However, planning is necessary for the execution of your idea. That is why you need to map out your mission, your target market, the USP of your product or service, your business objectives (3-5 years), your strategies for achieving those objectives, and your strategies for daily operations and decision making.
Additionally, you need to figure out where you are going to get capital from. As you already know, starting a business is expensive. You need enough money to take care of operational expenses until your venture is generating enough money to cover these expenses.
Thankfully, there are many methods of sourcing capital, each with its own rewards and risks. This includes self-funding, money from friends and family, credit cards, loans, VCs, Angels, and crowd funding.
STEP #5- Behave like a successful person
As you forge forward with your business enterprise, you need to develop the habits of a successful person. This includes staying focused, maintaining discipline, tracking your progress, and making progress on a daily basis.
You also need to put effort into continuous learning, mainly understanding everything there is to know about your product/service, market, competition, and industry. When you continue learning, then you are always ahead of the curve when it comes to progress and innovation.
One thing you should also remember is to keep in touch with your customers and potential customers. Your product/service can never be perfect, and you need their constant feedback to make improvements and adjustments even after the launch.
P.S Before you launch your enterprise, ensure that your business model, website, and customer service are up and running. You want your operations to run as smoothly as possible.
As you can see, turning your idea into a fully executed enterprise is possible. While the process is challenging, the rewards are worth it. Using the steps given above you can now turn that idea you jotted down into the next big thing.
If you found this helpful, share the article with your friends, family, and colleagues.
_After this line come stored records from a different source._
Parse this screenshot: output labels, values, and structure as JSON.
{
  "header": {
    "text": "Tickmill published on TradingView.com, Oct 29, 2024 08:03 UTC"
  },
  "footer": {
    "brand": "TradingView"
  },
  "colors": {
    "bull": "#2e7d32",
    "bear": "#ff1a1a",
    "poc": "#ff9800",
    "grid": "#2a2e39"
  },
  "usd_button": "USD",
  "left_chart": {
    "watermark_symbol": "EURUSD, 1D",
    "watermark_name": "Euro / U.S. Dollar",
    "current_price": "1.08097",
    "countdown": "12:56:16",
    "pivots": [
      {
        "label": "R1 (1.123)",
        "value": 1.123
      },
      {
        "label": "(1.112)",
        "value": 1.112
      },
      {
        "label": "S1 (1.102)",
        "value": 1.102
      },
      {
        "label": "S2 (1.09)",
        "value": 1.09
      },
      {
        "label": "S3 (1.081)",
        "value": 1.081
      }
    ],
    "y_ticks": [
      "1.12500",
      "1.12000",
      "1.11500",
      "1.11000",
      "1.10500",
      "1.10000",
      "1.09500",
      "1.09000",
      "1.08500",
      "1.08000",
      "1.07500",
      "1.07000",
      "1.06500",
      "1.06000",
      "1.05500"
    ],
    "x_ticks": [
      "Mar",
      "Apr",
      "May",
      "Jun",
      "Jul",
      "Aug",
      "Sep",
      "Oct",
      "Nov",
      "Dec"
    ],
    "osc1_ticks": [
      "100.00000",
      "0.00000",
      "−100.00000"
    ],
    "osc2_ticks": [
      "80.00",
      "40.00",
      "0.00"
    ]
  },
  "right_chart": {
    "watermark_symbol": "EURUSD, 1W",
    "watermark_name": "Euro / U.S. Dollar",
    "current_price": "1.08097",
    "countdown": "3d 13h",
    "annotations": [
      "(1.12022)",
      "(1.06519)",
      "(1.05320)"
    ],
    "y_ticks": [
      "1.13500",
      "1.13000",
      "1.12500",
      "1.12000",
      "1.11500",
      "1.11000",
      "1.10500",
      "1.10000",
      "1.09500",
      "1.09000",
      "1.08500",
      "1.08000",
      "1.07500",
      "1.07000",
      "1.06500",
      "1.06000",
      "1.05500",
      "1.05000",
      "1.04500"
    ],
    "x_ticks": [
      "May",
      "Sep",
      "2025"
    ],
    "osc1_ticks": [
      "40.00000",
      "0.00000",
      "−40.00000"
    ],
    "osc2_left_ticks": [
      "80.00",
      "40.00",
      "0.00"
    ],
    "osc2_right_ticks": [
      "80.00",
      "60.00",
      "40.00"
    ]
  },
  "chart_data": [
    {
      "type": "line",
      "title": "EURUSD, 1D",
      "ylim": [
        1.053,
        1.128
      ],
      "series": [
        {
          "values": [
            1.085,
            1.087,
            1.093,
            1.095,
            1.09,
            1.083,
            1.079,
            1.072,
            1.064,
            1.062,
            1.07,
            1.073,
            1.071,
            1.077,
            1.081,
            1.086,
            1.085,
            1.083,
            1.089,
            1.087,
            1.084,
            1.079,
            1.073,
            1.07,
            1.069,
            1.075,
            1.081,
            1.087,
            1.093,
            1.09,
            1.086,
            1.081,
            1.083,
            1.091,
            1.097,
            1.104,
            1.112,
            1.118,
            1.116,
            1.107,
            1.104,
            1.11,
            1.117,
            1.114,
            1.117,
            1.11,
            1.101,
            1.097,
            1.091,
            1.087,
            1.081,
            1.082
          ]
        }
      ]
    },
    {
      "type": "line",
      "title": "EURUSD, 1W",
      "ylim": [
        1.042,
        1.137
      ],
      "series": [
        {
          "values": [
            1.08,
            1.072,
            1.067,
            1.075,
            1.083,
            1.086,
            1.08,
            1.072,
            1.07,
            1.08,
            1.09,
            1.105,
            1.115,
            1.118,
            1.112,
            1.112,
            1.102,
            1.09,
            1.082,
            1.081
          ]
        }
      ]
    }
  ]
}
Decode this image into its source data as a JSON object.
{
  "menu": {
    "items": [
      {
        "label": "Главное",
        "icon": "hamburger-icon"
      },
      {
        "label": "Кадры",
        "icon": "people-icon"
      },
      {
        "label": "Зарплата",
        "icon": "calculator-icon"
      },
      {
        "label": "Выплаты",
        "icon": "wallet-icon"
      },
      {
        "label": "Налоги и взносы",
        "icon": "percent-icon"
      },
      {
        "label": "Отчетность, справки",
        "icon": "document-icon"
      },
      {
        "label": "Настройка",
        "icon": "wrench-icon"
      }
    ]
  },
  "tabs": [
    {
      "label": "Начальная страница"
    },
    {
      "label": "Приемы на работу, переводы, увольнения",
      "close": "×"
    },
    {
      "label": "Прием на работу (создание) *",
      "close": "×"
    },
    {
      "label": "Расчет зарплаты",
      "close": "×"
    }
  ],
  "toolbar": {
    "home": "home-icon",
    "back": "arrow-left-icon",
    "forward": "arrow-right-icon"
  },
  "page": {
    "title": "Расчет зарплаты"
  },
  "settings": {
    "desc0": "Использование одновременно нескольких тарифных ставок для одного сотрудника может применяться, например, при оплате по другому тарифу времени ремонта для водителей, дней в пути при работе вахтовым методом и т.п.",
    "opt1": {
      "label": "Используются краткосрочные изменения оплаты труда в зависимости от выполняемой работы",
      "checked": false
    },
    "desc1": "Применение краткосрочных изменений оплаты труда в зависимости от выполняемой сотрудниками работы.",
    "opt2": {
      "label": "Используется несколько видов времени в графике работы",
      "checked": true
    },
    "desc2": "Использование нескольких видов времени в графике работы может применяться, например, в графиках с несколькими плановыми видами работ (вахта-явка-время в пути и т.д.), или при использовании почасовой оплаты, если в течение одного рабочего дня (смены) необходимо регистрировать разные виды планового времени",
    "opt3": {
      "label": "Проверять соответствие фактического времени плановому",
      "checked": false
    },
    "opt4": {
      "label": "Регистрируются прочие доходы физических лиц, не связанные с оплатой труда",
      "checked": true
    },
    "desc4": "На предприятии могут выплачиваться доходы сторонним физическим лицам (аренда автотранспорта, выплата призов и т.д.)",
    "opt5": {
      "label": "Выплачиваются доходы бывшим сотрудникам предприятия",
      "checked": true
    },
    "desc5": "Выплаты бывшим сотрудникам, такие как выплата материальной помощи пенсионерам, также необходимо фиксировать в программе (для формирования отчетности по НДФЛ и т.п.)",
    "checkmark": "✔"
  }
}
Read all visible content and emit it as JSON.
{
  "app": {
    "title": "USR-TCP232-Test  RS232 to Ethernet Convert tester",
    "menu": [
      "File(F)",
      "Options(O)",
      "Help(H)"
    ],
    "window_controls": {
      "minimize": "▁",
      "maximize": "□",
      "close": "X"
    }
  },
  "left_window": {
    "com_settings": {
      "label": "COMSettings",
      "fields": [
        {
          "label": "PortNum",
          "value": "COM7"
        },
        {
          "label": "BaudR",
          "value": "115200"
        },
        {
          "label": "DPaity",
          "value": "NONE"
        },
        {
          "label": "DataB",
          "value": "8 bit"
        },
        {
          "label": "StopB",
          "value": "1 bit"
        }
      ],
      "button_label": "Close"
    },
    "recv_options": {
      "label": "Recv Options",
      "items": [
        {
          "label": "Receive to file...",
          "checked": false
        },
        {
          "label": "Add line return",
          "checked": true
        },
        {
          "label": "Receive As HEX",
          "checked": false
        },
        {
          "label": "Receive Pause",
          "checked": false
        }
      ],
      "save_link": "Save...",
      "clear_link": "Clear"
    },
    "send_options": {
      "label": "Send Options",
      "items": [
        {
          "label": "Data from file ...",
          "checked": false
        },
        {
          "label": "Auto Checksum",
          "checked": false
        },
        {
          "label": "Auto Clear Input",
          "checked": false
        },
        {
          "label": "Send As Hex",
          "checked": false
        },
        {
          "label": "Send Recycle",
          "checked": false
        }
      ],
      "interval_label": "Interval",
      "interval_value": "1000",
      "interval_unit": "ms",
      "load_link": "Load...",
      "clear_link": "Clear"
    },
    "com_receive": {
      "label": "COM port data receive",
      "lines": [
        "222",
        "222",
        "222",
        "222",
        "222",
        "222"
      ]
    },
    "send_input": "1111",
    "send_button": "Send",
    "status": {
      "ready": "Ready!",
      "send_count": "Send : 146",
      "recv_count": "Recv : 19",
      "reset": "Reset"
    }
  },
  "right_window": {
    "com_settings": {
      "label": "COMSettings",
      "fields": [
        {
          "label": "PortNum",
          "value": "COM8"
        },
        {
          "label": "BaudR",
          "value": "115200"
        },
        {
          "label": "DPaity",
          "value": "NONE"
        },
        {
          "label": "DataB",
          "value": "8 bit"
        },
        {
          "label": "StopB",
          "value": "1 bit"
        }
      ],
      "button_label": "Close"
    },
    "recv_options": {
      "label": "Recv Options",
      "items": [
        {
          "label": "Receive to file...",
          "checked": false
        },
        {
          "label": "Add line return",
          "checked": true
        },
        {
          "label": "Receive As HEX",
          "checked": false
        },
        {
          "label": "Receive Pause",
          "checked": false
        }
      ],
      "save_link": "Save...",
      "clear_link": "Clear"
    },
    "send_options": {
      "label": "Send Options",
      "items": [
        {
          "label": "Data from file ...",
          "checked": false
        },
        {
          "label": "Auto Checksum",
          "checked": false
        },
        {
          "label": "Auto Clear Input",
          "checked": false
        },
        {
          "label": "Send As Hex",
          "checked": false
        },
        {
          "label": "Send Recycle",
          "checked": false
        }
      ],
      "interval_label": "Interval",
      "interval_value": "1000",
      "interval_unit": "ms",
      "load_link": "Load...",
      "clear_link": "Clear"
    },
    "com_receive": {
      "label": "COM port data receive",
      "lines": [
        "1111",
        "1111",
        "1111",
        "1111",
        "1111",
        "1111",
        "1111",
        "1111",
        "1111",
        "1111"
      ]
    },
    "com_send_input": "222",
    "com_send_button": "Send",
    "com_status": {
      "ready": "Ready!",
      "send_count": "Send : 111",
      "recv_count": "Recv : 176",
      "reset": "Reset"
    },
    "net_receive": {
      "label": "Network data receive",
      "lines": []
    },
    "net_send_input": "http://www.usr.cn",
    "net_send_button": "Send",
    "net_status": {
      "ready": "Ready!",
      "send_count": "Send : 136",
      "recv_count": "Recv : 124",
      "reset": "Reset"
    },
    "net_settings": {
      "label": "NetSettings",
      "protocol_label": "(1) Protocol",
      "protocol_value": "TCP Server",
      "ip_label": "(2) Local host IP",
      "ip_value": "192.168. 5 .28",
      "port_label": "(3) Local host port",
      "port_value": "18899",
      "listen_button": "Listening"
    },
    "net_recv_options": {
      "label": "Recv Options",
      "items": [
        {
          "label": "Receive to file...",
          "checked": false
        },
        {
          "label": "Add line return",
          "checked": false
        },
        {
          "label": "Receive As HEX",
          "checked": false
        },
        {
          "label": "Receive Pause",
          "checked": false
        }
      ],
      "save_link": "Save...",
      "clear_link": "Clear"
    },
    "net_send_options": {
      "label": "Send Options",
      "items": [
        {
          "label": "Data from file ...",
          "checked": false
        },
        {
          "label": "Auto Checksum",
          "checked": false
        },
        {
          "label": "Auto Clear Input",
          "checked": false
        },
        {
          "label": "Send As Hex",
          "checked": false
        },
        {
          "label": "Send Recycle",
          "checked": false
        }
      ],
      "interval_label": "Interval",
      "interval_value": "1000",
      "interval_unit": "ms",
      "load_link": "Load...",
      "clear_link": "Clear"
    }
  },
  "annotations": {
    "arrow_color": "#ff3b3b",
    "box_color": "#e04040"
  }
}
Also drop me a comment and tell me which idea-to-enterprise stage you are currently stuck on. And don’t forget to sign up for the Business Broken Down newsletter for firsthand updates on new posts.
Have a great week, and I’ll see you back here next week.